Remnants of the 60th Street Rail Yard in the Hudson River become a sort of public artscape.
New York Central #8625 in Riverside Park South.
To get a better look at my photos, click any one to expand – once in the expanded view, you can shuffle through all the photos. For more detailed information on the 60th Street Rail Yard, see Michael Minn’s website.
Having spent just about one week in the New York City area, I ventured out a few days ago to uncover new sources of model railroad material – something I like to do every time we move. I was pleasantly surprised to find a hobby shop named Red Caboose on 45th street not too far from our place.
The somewhat dusty basement store near Times Square is a little crowded but seems to offer products for a wide range of tastes. While they carry plenty of vintage and used European engines and rolling stock, I didn’t see too much new material that was of particular interest to me. They do have a good selection of paints, tools, scale model parts and accessories though, which is always good to know when you are working on PROTO:87 projects.

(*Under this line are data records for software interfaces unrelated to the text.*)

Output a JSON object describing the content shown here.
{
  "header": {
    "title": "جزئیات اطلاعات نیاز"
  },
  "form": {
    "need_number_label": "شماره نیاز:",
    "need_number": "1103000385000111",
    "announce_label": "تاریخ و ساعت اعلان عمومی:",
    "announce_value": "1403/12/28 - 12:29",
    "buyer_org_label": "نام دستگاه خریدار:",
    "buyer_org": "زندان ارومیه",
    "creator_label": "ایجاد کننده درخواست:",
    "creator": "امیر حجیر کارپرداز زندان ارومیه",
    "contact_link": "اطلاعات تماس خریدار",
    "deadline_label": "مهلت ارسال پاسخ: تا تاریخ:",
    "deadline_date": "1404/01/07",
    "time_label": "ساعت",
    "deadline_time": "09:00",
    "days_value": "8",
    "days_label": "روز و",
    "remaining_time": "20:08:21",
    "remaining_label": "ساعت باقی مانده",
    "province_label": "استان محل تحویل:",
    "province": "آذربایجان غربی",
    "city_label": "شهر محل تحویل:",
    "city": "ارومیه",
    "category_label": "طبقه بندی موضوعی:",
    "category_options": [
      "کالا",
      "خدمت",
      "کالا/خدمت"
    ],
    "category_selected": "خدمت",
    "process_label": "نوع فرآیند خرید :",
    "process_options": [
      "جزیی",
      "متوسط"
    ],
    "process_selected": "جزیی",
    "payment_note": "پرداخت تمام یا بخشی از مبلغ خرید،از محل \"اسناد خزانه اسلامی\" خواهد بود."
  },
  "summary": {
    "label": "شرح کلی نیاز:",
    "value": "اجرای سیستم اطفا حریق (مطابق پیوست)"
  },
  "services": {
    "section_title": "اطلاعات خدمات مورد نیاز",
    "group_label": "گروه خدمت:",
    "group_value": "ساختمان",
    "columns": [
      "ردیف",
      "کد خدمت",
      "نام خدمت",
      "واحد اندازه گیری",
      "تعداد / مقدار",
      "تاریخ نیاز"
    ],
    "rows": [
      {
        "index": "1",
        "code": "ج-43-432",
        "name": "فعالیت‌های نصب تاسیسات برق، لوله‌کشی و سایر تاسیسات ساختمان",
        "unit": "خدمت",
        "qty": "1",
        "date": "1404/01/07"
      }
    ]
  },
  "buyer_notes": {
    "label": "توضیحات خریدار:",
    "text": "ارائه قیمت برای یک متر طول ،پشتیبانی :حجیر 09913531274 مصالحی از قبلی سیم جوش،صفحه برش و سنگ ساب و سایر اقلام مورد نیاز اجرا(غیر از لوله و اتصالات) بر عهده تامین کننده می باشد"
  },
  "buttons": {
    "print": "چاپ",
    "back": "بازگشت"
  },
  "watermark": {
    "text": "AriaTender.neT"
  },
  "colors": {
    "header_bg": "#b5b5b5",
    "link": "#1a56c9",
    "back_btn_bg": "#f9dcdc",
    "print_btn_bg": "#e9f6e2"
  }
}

So I still needed to find a store where I can buy the new BRAWA E 037 open freight cars when they come out in the fall…
Luckily, I located a hobby shop and online retailer catering to European rail enthusiasts just north of the city. The Eurolokshop.com web site looks promising and they seem to offer an impressively large selection of brands and models at decent prices. Hopefully, I can visit their showroom in person soon.